Flour, water, yeast, salt. Just a couple of simple ingredients to bake a nice bread in your oven. But the steps involved prior to your first taste may sound easy, but it really isn’t. Exact measurements are required for all ingredients on your kitchen scale. The oven must be right temperature, and the constant kneading of the dough over the course of several hours will presumably make great bread. But things happen, and once it’s ready for the first taste, it might not be what you expect and you may not initially know why this happened.

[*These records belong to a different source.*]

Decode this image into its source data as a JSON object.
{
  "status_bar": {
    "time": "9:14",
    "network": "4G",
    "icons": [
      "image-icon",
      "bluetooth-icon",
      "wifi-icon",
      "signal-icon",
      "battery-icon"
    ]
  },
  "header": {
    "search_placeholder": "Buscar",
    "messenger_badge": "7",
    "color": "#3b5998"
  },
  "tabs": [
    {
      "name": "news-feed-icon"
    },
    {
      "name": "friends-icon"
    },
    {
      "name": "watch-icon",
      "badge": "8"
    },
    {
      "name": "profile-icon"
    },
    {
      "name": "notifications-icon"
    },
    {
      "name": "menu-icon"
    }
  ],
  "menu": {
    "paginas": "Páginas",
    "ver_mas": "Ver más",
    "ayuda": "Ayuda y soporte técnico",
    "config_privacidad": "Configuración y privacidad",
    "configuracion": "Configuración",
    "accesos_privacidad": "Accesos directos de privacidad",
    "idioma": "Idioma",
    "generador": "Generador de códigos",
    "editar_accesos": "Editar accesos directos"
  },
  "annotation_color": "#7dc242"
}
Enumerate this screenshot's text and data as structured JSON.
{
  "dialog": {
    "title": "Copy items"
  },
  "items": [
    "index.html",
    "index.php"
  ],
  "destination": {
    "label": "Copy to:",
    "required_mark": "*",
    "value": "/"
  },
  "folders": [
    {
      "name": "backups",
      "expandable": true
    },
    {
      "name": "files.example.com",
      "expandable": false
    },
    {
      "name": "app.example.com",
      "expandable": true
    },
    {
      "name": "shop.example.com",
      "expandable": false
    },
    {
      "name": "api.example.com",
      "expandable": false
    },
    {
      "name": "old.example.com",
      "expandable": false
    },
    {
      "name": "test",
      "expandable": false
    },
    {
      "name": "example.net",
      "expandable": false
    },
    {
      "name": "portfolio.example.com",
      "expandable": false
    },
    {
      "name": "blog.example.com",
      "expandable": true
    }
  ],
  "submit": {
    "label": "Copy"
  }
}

That’s why you should try to make stew when it comes to modern day product development. The idea is there, the recipe is close, and you start throwing ingredients at your stock pot. We know that simmering it a little longer would make the stew just that much more flavorful. Just like in the product development cycle, a quick taste during the simmering process will give you a sense of where the stew will be going. A little pinch of salt, and a crackle of pepper is no different than taking a look at the product and making a minor tweak to it. With the stew, you have the opportunity to stop it early when it’s ready for consumption, or keep simmering it down to tighten up the flavors. In a product, this could be tightening up the design. Keep checking, keep tasting, keep adjusting and you’ll have great stew.

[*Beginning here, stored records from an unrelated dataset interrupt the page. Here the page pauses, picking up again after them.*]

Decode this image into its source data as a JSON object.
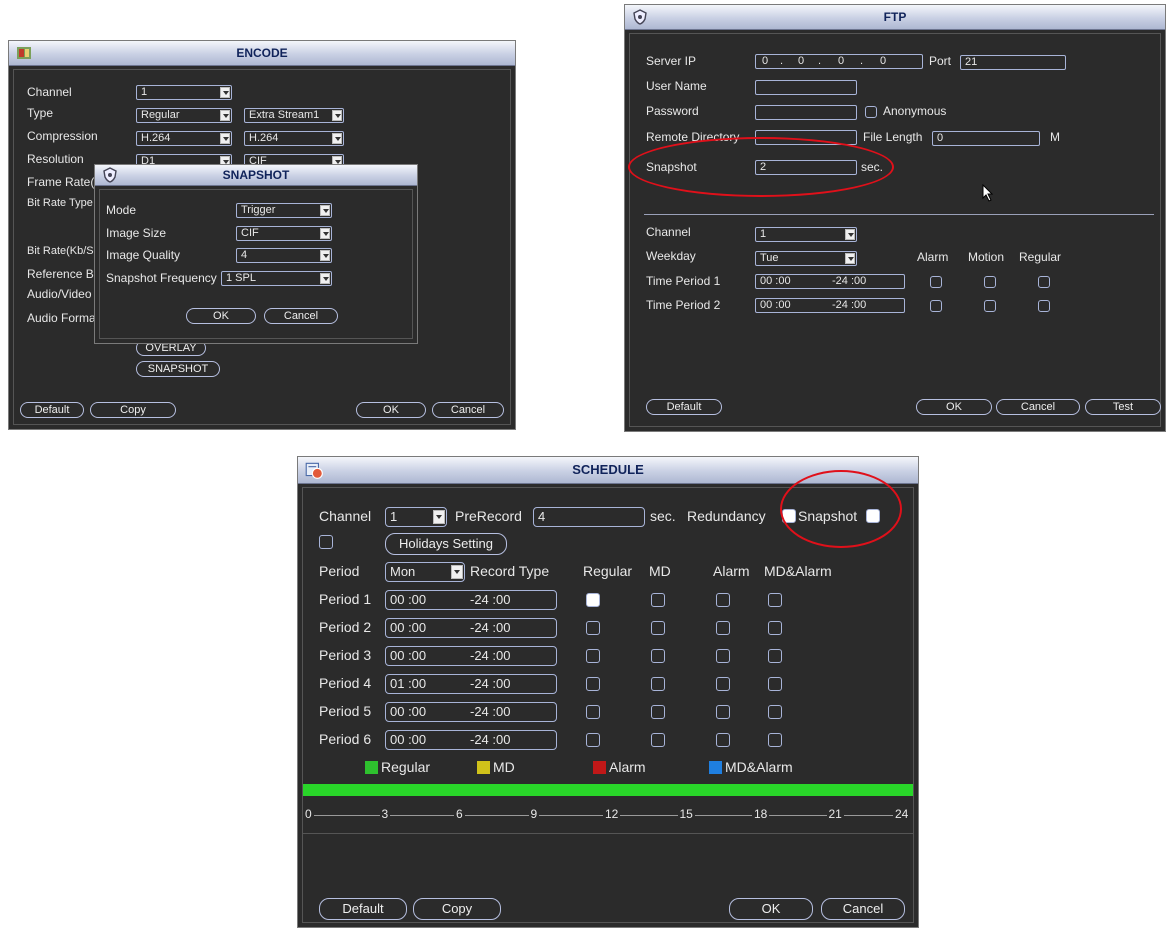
{
  "colors": {
    "regular": "#2ec12e",
    "md": "#d0c21a",
    "alarm": "#c01818",
    "md_alarm": "#1f7fe0",
    "timeline": "#29d629",
    "annotation": "#e0101a"
  },
  "encode": {
    "title": "ENCODE",
    "labels": [
      "Channel",
      "Type",
      "Compression",
      "Resolution",
      "Frame Rate(",
      "Bit Rate Type",
      "Bit Rate(Kb/S",
      "Reference B",
      "Audio/Video",
      "Audio Forma"
    ],
    "channel": "1",
    "type_main": "Regular",
    "type_extra": "Extra Stream1",
    "compression_main": "H.264",
    "compression_extra": "H.264",
    "resolution_main": "D1",
    "resolution_extra": "CIF",
    "overlay_label": "OVERLAY",
    "snapshot_label": "SNAPSHOT",
    "default_label": "Default",
    "copy_label": "Copy",
    "ok_label": "OK",
    "cancel_label": "Cancel"
  },
  "snapshot": {
    "title": "SNAPSHOT",
    "mode_label": "Mode",
    "mode": "Trigger",
    "size_label": "Image Size",
    "size": "CIF",
    "quality_label": "Image Quality",
    "quality": "4",
    "freq_label": "Snapshot Frequency",
    "freq": "1 SPL",
    "ok_label": "OK",
    "cancel_label": "Cancel"
  },
  "ftp": {
    "title": "FTP",
    "server_ip_label": "Server IP",
    "ip": [
      "0",
      "0",
      "0",
      "0"
    ],
    "port_label": "Port",
    "port": "21",
    "username_label": "User Name",
    "password_label": "Password",
    "anonymous_label": "Anonymous",
    "remote_dir_label": "Remote Directory",
    "file_length_label": "File Length",
    "file_length": "0",
    "file_length_unit": "M",
    "snapshot_label": "Snapshot",
    "snapshot": "2",
    "snapshot_unit": "sec.",
    "channel_label": "Channel",
    "channel": "1",
    "weekday_label": "Weekday",
    "weekday": "Tue",
    "alarm_label": "Alarm",
    "motion_label": "Motion",
    "regular_label": "Regular",
    "periods": [
      {
        "label": "Time Period 1",
        "start": "00 :00",
        "end": "-24 :00"
      },
      {
        "label": "Time Period 2",
        "start": "00 :00",
        "end": "-24 :00"
      }
    ],
    "default_label": "Default",
    "ok_label": "OK",
    "cancel_label": "Cancel",
    "test_label": "Test"
  },
  "schedule": {
    "title": "SCHEDULE",
    "channel_label": "Channel",
    "channel": "1",
    "prerecord_label": "PreRecord",
    "prerecord": "4",
    "prerecord_unit": "sec.",
    "redundancy_label": "Redundancy",
    "snapshot_label": "Snapshot",
    "holidays_label": "Holidays Setting",
    "period_label": "Period",
    "day": "Mon",
    "record_type_label": "Record Type",
    "col_regular": "Regular",
    "col_md": "MD",
    "col_alarm": "Alarm",
    "col_mdalarm": "MD&Alarm",
    "periods": [
      {
        "label": "Period 1",
        "start": "00 :00",
        "end": "-24 :00"
      },
      {
        "label": "Period 2",
        "start": "00 :00",
        "end": "-24 :00"
      },
      {
        "label": "Period 3",
        "start": "00 :00",
        "end": "-24 :00"
      },
      {
        "label": "Period 4",
        "start": "01 :00",
        "end": "-24 :00"
      },
      {
        "label": "Period 5",
        "start": "00 :00",
        "end": "-24 :00"
      },
      {
        "label": "Period 6",
        "start": "00 :00",
        "end": "-24 :00"
      }
    ],
    "legend": [
      "Regular",
      "MD",
      "Alarm",
      "MD&Alarm"
    ],
    "ticks": [
      "0",
      "3",
      "6",
      "9",
      "12",
      "15",
      "18",
      "21",
      "24"
    ],
    "default_label": "Default",
    "copy_label": "Copy",
    "ok_label": "OK",
    "cancel_label": "Cancel"
  }
}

This a comparison between waterfall (bread), and agile (stew) methodologies.